Electric SUV sales have jumped in Australia, albeit from a very small base, thanks to the introduction of more models including the cheapest electric offering currently available in Australia, the recently released $43,990 MG ZS EV.
However, the near six-fold increase in electric SUVs in January, to just 213, was overshadowed by a big increase in petrol and diesel SUVs as the number of new fossil vehicles sold in Australia jumped 10 per cent, or nearly 8,000, to more than 79,000 vehicles.
And Australia’s share of EVs in overall new car sales – less than 0.5 per cent (not including Tesla EVs) trails the western world by some distance, with many European countries already reporting EV shares of more than 10 per cent and Norway more than 70 per cent (pure battery-electric).
The modest gains for EVs in Australia in January were accompanied by a call from the Federal Chamber of Automotive Industries (FCAI) for federal and state governments to work together to banish unhelpful policies and regulations if the auto industry is to achieve net-zero goals.
However, it stopped short at calling for a clear transition to electric vehicles, instead of pushing for consumer education to “let the market decide”.
Auto sales are bouncing back after as new figures in from Vfacts for January show the industry has instead seen an 11.1% jump, after a tumultuous 2020 which saw a 13.7% drop in sales from January to December.
It’s still early in the year of course but one thing is certain: Australians continue their love affair with SUVs, and while conventional hybrid engines have gained, plug-in electrics still account for a very minor total, despite the presence of the Kona Electric, which in 2021 was the most popular electric SUV in Australia, and the MG ZS EV.

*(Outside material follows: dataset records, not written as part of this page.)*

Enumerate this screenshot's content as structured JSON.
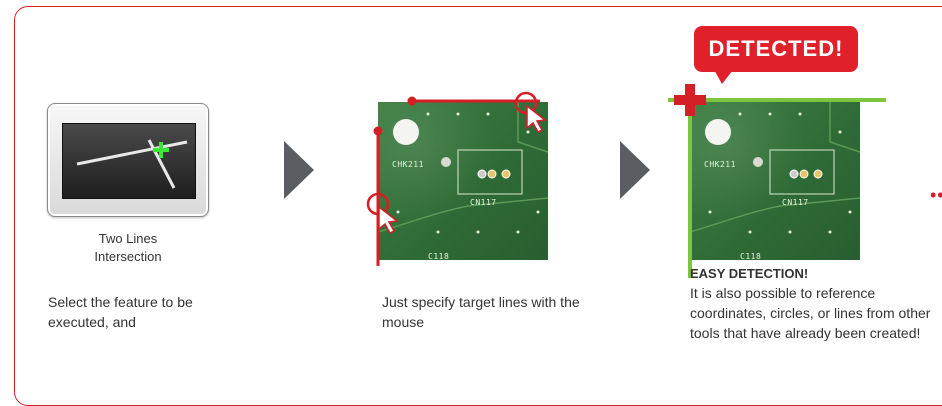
{
  "steps": [
    {
      "feature_label": "Two Lines Intersection",
      "description": "Select the feature to be executed, and"
    },
    {
      "description": "Just specify target lines with the mouse"
    },
    {
      "badge": "DETECTED!",
      "heading": "EASY DETECTION!",
      "description": "It is also possible to reference coordinates, circles, or lines from other tools that have already been created!"
    }
  ],
  "pcb": {
    "component_labels": [
      "CHK211",
      "CN117",
      "C118"
    ]
  },
  "colors": {
    "frame": "#d41f26",
    "badge": "#e0212a",
    "marker_red": "#d41f26",
    "detected_line": "#7cc63e",
    "arrow": "#5a5e63",
    "crosshair_green": "#39e639"
  },
  "icons": [
    "two-lines-intersection-icon",
    "mouse-cursor-icon",
    "next-arrow-icon",
    "crosshair-icon"
  ]
}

At first glance, it would appear that it is only SUVs driving EV sales increases in Australia – but there is another tale to be told when including Tesla which continues to be the market leader in Australia but does not report its local sales to the FCAI.
Overall, electric vehicles were the largest fuel type to jump, up almost 150% from 2020, and PHEV sales increased by 80%.
Many countries have laid down tough new rules to halt petrol and diesel sales (Norway by 2025 and the UK by 2030) and even automakers such as Nissan and GM are laying down net-zero by 2050 targets (2040 in the case of GM).
Australia has no such target, only a voluntary emissions standard.
“The FCAI CO2 Emissions Standard aligns with manufacturers’ traditional position of bringing the best possible products, with the latest safety and drive-train technologies, to the Australian market,” FCAI chief Tony Weber said.
“The initiative aims to provide certainty to manufacturers to enable them to confidently plan future product for the Australian market. The intent behind this new Standard is to ensure automotive manufacturers can continue to do what they do best – and that is to bring the latest, safest, and most fuel-efficient vehicles to the Australian market.”
Under the voluntary CO2 emissions standard, the FCAI estimates that cars and light SUVs will, on average, have CO2 emissions under 100 grams per kilometre and heavy SUVs and light commercials under 145 grams per kilometre by 2030.
In the UK and Norway, of course, they will be zero and industry experts have warned multiple times that without legislative measures to reduce vehicle emissions, Australia is at risk of becoming a dumping ground for less efficient vehicles as carmakers shunt new technology to regions with clear targets to reduce emissions.
In Europe, vehicle emissions standards now stipulate the average fleet carbon emissions from any carmaker must be under 95 grams per kilometre – meaning even if the Australian industry keeps to the FCAI voluntary standard, it will be a decade later.
When it comes to transport, against the rest of the world the 16.2% increase in battery electric vehicle (BEV) sales in Australia in 2020 were still lacklustre given global BEV sales jumped 80% according to EV Sales.
With EV sales still hogtied by outdated taxes such as the luxury car tax, and the states of Victoria, South Australia and NSW threatening to impose a road tax on electric vehicles, there is clearly more work to be done, says Weber.
Weber says the FCAI “supports governments and industry working together to develop a comprehensive approach to addressing motor vehicle emissions that includes fuel quality standards, the introduction of Euro 6,” but stopped short of calling for a transition to zero emissions transport.
“Rather than prescribing one technology over another, we should continue to encourage buyers to make informed decisions and let the market – manufacturers and customers – drive the uptake of new and emerging technologies such as full electric and hydrogen as we move to 2030 and beyond to 2050,” said Weber.
The local auto industry needs “a challenging but realistic, achievable and market-relevant CO2 standard,” said Weber.
Bridie Schmidt is lead reporter for The Driven, sister site of Renew Economy. She has been writing about electric vehicles since 2018, and has a keen interest in the role that zero-emissions transport has to play in sustainability. She has participated in podcasts such as Download This Show with Marc Fennell and Shirtloads of Science with Karl Kruszelnicki and is co-organiser of the Northern Rivers Electric Vehicle Forum. Bridie also owns a Tesla Model 3 and has it available for hire on evee.com.au.